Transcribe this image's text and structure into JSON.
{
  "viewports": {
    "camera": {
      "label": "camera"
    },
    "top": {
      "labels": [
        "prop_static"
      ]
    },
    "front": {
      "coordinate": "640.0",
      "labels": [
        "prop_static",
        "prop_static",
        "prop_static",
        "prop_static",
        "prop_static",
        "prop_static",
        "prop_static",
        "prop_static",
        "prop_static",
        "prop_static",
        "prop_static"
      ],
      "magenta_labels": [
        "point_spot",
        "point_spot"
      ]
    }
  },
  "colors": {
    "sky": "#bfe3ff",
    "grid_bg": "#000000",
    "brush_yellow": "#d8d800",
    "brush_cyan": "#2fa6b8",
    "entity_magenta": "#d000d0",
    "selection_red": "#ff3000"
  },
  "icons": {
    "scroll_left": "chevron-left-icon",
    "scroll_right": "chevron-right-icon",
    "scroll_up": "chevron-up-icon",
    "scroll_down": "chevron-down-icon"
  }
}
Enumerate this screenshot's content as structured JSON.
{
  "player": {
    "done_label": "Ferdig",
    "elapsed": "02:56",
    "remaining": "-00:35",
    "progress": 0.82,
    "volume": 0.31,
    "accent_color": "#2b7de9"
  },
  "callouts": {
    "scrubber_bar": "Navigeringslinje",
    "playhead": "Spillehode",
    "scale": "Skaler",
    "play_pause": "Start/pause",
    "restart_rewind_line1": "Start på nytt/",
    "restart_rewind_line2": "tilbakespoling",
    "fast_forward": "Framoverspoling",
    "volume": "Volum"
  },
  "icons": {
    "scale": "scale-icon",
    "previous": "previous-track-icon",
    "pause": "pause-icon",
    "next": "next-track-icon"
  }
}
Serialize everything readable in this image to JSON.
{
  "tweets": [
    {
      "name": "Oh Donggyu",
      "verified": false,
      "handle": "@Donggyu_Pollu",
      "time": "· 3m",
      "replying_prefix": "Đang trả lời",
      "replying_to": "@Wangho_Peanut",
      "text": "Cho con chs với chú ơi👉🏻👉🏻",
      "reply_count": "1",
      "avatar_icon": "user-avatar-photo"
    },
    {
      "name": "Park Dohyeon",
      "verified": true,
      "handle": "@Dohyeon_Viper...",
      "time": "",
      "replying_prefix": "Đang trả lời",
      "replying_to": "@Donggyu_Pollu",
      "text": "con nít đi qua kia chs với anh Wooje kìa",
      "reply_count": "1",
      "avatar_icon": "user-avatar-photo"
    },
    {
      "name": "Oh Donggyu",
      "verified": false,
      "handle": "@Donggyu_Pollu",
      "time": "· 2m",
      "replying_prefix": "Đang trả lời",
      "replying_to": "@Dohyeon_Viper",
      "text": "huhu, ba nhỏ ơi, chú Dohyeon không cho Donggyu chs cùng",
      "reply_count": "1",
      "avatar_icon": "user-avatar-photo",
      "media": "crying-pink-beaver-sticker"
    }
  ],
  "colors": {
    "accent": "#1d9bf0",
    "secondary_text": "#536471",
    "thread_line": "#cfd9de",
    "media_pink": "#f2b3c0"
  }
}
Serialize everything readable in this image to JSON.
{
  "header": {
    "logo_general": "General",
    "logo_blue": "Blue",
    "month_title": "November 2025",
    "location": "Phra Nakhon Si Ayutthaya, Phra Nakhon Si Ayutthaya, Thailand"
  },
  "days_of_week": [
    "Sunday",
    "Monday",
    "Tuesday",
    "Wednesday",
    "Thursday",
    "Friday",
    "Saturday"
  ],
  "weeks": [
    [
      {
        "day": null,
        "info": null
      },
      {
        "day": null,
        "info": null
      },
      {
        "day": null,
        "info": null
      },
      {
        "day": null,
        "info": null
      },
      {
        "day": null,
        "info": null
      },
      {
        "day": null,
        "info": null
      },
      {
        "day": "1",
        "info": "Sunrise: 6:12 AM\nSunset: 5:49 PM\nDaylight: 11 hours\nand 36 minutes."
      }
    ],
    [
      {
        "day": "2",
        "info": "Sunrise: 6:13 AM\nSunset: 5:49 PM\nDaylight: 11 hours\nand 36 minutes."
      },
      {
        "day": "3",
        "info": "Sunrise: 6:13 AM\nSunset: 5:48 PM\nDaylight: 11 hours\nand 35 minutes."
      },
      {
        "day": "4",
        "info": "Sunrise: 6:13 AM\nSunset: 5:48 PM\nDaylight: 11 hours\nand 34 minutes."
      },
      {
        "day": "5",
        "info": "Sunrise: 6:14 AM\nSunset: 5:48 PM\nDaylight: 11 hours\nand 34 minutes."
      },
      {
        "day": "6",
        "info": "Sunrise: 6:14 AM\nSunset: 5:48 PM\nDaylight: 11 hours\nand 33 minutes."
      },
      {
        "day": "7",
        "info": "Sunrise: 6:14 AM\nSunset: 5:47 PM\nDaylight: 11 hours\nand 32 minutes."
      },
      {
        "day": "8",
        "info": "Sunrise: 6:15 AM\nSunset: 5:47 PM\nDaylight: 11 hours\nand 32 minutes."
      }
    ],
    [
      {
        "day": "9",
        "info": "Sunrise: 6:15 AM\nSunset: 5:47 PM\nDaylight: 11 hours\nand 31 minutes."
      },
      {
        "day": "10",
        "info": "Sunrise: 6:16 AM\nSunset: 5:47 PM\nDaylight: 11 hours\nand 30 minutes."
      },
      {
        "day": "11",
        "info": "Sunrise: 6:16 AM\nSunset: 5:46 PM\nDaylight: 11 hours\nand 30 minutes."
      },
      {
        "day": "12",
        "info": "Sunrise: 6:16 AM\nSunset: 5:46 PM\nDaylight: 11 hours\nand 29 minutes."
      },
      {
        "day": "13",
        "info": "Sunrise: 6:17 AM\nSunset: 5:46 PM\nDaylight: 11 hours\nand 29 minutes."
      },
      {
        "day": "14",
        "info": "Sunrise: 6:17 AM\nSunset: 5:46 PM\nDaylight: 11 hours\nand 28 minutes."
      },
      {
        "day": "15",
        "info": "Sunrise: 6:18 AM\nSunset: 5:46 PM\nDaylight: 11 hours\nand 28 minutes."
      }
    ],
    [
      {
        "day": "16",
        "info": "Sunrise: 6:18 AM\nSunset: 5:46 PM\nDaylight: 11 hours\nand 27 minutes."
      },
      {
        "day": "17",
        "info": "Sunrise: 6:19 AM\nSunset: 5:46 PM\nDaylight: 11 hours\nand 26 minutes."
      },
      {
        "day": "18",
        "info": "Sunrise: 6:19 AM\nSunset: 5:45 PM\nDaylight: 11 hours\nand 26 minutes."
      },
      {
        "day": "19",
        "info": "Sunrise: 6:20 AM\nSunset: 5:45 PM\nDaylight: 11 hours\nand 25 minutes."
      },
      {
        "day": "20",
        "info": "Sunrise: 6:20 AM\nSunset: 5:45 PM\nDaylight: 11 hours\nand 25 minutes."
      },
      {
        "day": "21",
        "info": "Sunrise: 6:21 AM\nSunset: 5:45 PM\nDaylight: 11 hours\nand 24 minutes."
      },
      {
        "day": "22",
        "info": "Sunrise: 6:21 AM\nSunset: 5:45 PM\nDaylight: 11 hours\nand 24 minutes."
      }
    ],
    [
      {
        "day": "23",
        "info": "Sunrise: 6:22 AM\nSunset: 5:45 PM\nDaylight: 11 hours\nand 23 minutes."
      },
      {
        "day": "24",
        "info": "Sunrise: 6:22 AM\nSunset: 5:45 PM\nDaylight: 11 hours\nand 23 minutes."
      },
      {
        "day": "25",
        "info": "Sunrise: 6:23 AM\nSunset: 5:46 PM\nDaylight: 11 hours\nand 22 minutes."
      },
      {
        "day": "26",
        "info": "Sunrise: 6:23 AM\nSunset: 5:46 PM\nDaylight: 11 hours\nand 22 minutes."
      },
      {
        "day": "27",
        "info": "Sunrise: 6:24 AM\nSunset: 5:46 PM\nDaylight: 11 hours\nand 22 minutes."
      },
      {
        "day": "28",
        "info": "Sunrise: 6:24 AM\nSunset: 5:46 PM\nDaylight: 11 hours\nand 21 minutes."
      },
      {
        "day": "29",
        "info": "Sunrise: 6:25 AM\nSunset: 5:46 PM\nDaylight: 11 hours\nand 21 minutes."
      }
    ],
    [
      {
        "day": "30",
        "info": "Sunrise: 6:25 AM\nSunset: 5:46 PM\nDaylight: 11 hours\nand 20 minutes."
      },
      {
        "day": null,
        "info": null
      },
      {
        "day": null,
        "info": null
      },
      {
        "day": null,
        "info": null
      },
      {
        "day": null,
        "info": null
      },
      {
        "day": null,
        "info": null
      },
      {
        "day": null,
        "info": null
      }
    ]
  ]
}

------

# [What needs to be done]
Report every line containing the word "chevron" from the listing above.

# [Your solution]
    "scroll_left": "chevron-left-icon",
    "scroll_right": "chevron-right-icon",
    "scroll_up": "chevron-up-icon",
    "scroll_down": "chevron-down-icon"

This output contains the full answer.